Beef ban to stay, admits minister

Click to follow
The Government admitted last night that there was no prospect of getting the export ban on British beef lifted for the foreseeable future, as it faced a tight Commons vote on a Labour motion deploring its handling of the crisis.

Douglas Hogg, the Agriculture Minister, told gloomy Conservative MPs:"We are not going to get from the member states an absolute guaranteed timetable leading to dates when the ban will be lifted."

Northern Ireland MPs - whose votes are critical while the Government has a majority of one - reacted with dismay after Mr Hogg admitted that ministers had not yet tabled "detailed working papers" to try to secure a lifting of the ban for certified BSE-free herds, fed mainly on grass, in Northern Ireland and Scotland.

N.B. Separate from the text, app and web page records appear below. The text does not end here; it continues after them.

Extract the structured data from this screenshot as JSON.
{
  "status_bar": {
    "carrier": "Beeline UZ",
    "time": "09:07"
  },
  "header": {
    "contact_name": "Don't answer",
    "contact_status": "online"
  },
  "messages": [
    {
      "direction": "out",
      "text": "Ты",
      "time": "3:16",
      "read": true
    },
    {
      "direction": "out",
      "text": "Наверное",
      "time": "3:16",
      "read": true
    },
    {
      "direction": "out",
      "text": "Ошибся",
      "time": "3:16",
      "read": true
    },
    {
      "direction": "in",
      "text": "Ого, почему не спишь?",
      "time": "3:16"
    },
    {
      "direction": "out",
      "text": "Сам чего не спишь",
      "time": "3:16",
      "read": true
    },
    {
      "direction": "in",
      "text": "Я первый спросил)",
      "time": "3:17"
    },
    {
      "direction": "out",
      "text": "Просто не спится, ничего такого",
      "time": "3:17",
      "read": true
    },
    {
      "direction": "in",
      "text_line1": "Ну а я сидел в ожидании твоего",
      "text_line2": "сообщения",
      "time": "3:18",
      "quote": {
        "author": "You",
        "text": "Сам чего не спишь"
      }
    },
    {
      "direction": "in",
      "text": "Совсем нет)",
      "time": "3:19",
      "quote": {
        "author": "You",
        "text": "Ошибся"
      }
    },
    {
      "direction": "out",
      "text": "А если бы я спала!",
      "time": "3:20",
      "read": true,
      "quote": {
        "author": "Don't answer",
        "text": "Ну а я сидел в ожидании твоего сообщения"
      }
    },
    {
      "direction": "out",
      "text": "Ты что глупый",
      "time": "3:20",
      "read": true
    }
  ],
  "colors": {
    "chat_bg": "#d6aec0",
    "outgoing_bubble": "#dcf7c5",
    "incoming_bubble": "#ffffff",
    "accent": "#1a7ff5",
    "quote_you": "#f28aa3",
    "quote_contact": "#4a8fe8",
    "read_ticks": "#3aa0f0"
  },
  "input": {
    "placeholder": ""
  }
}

Mr Hogg said other European Union countries were "facing very strong internal pressure from their consumers and from their farming unions, not to agree to a rapid and substantial lifting of the ban.

"And therefore it seems to us probably that the best way forward is to concentrate on the specialist herds and possibly on cattle born after 1 August."

Robin Cook, Labour's foreign affairs spokesman, who mocked Malcolm Rifkind, the Foreign Secretary, for failing to speak for the Government in the debate, challenged Mr Hogg over the Government's failure to secure a lifting of the ban by this month - as promised by the Prime Minister after the Florence summit in June.

Mr Hogg found himself interrupted repeatedly by disbelieving Tory backbenchers, many of whom were not rebels and not likely to vote against the Goverment, but whose obvious despair sapped morale on the Tory side of the House of Commons.